Getting back to our example, the new Doctor, not having known my Client for even a month, was understandably unwilling to provide any letter. This had the effect of stopping us dead in our tracks. The old Doctor was nowhere to be found, so getting a letter from him wasn't an option, either.
What to do...?
My Client (who fortunately lived in the Detroit-area) and I knew that if he had his Evaluation done anytime soon, the drugs would show up in his system. We needed a plan.
My Client decided that he has spent enough time medicating his depression, and decided to try make it without medication of any kind. He took some time to let the drugs clear out of his system, and beyond putting himself in a position to win a License Appeal, became able to deal with life on life's terms without the use of medication to get over any roughs spots. He later said he never felt better than he did after chucking his meds in the garbage.
The point here is that a person cannot just plow forward into a License Appeal like a bull in a china shop. Planning, as in developing a winning strategy, is an important part of preparing a License Appeal.
In the prior installment of this article, we noted how some Doctor's don't' fully understand alcoholism. These Doctors must be guided in the letter writing process, or, if that cannot be done, then another plan of attack devised. Because I have a comprehensive and detailed background in the diagnosis and treatment of alcohol and substance abuse problems, I can draft the kind of Doctor's letter that I need. Others may just accept what the Doctor gives them, having no idea that it falls pitifully short of what's needed to be of any help in a License Appeal.
This all circles back to my observing that, in order to properly handle or manage a Michigan License Reinstatement case, I need to learn about the use, past or present, of any potentially addictive or mind and/or mood-alerting medications BEFORE anyone else. While it doesn't happen when I handle a case, about the worst possible scenario that can occur in this regard is for the Hearing Officer, at the Hearing itself, to discover the use of these "risky" medications. When this happens, then a person's Appeal is pretty much dead in the water. No matter what else, the failure to have learned and planned around that falls squarely upon the Lawyer. If this happens when a person tries a License Appeal on their own, without a Lawyer, then at least they got precisely the degree of expert Legal help for which they paid. Regardless of who is at fault, this becomes just one more error to be fixed next year, when a person can try again.

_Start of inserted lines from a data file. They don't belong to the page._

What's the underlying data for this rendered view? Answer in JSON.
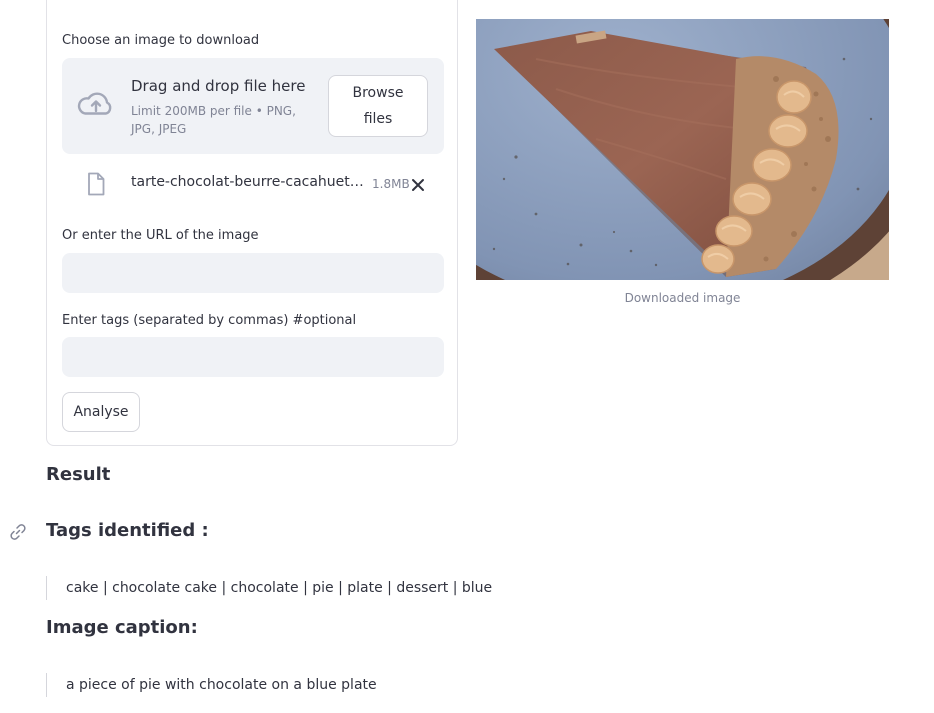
{
  "uploader": {
    "label": "Choose an image to download",
    "dropzone_title": "Drag and drop file here",
    "dropzone_limit": "Limit 200MB per file • PNG, JPG, JPEG",
    "browse_label": "Browse files",
    "file": {
      "name": "tarte-chocolat-beurre-cacahuete-recette.jpg",
      "size": "1.8MB"
    }
  },
  "url_field": {
    "label": "Or enter the URL of the image",
    "value": ""
  },
  "tags_field": {
    "label": "Enter tags (separated by commas) #optional",
    "value": ""
  },
  "analyse_label": "Analyse",
  "image": {
    "caption": "Downloaded image"
  },
  "result": {
    "heading": "Result",
    "tags_heading": "Tags identified :",
    "tags_text": "cake | chocolate cake | chocolate | pie | plate | dessert | blue",
    "caption_heading": "Image caption:",
    "caption_text": "a piece of pie with chocolate on a blue plate"
  },
  "colors": {
    "accent_bg": "#f0f2f6",
    "text": "#31333f",
    "muted": "#808495"
  }
}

In Part 4 of this article, we'll conclude our examination of the issue of prescription medication in a Michigan Driver's License Appeal. We'll look at some final and miscellaneous considerations, including the importance of planning in any case where there is or has been the detectable use of potentially addictive or mind and/or mood altering medications.